Baby temperature: what’s normal, how to treat a fever, and when to see a doctor

Baby temperature: what’s normal, how to treat a fever, and when to see a doctor

The first time that your baby gets sick with a temperature can be just as upsetting for you as it is for your baby. But being in the know about what is considered normal, when to be concerned and how you can lower their temperature can help you to be prepared.

Here, Dr Daniel Golshevsky, Chief Resident Medical Officer and pediatrician at the Royal Children’s Hospital in Melbourne, answers parents’ most common questions about baby temperatures.

What is considered the normal temperature range for a baby?

“The normal temperature for a baby is between 36°C and 37.5°C degrees, although this can vary according to the time it is taken, the method of checking and the device used,” says Dr Golshevsky.

What is considered a high temperature for a baby?

Dr Golshevsky advises that babies under 3 months with a temperature of 38°C are considered to have a fever.

A temperature of 38.5°C indicates a fever in older babies and toddlers.

“A baby’s history, signs and symptoms will often dictate whether a high temperature is of concern,” explains Dr Golshevsky. “For example, they may have a high temperature because of excess clothing, wraps or blankets.”

What is the best way to take a baby’s temperature?

“While the most accurate measurement of body temperature is with a rectal thermometer, this can be uncomfortable and difficult to obtain,” says Dr Golshevsky.

“For parents, the least distressing are those thermometers that are placed in the ear, rubbed across the forehead, or modern ones that use infrared technology and can be taken from a distance.”

What can be some of the common reasons for a raised temperature in a baby?

“The most common cause for a short-lived, mild fever is a viral infection, and is a good sign that your child’s immune system is fighting infection,” advises Dr Golshevsky.

“It’s important to note that fever is not an illness, but rather a symptom of the presence of an illness or inflammation. Therefore, it’s important to not only treat the illness symptoms but also the underlying cause, if known.”

Common causes of fever include colds and flu, ear and throat infections, and should be of no concern if they are occurring infrequently – up to once per month – and lasting no longer than 48 hours in duration.

While teething can also be a very common cause of raised temperatures in babies and can occur as early as a few months of age, it’s unusual for this to cause a temperature over 38.5°C.

Other causes of raised temperature are chronic disease or overheating caused by sunburn or heat stroke.

Serious causes of fever include bacterial infection of the urine, lungs (pneumonia), blood and brain (meningitis).

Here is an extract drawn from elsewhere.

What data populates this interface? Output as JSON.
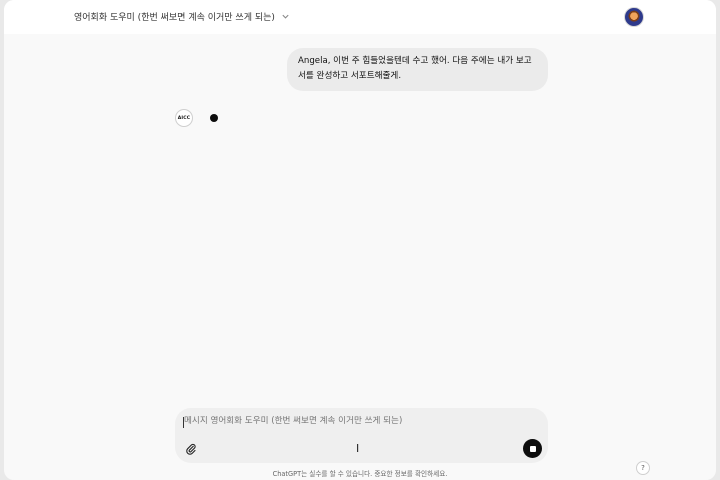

Are there signs – other than taking a baby’s temperature – that can indicate a raised temperature?

“Having a raised temperature can cause children to be uncomfortable and irritable, and they may complain of feeling cold when they are hot to touch,” says Dr Golshevsky.

“A raised temperature can also cause flushed cheeks, painful muscles and joints, lack of appetite and sleepiness.”

At what temperature is there cause for concern and what should a parent do?

Dr Golshevsky explains that the degree of a fever isn’t necessarily related to the severity of the underlying cause, but advises that a fever in a baby under three months should always be reviewed by a doctor to determine the cause.

“Parents should be more concerned if their child show signs of neck stiffness or is bothered by light in their eyes, as these are possible signs of meningitis,” he advises.

“Other signs to be concerned about are excessive vomiting, as this poses a risk of dehydration, the presence of a rash, breathing difficulties or excessive sleepiness.”

Should the above symptoms appear in your baby, or if you are simply worried that the fever may represent something more serious, Dr Golshevsky recommends going to a doctor.

What are the ways in which a parent can reduce a baby’s temperature?

“Small sips of clear fluid will help prevent dehydration and simple paracetamol or ibuprofen will help alleviate some of the symptoms,” says Dr Golshevsky.

“However, reducing the temperature will not help your child fight an infection – it will only make them more comfortable.”

In addition to this, Dr Golshevsky recommends removing excessive clothing while being careful not to make a child too cold, and using a damp cloth to pat their forehead and neck.

It is not recommended to put a child in a cold bath, sponge them down or fan them in any way.

 

Leave a Reply

Your email address will not be published. Required fields are marked *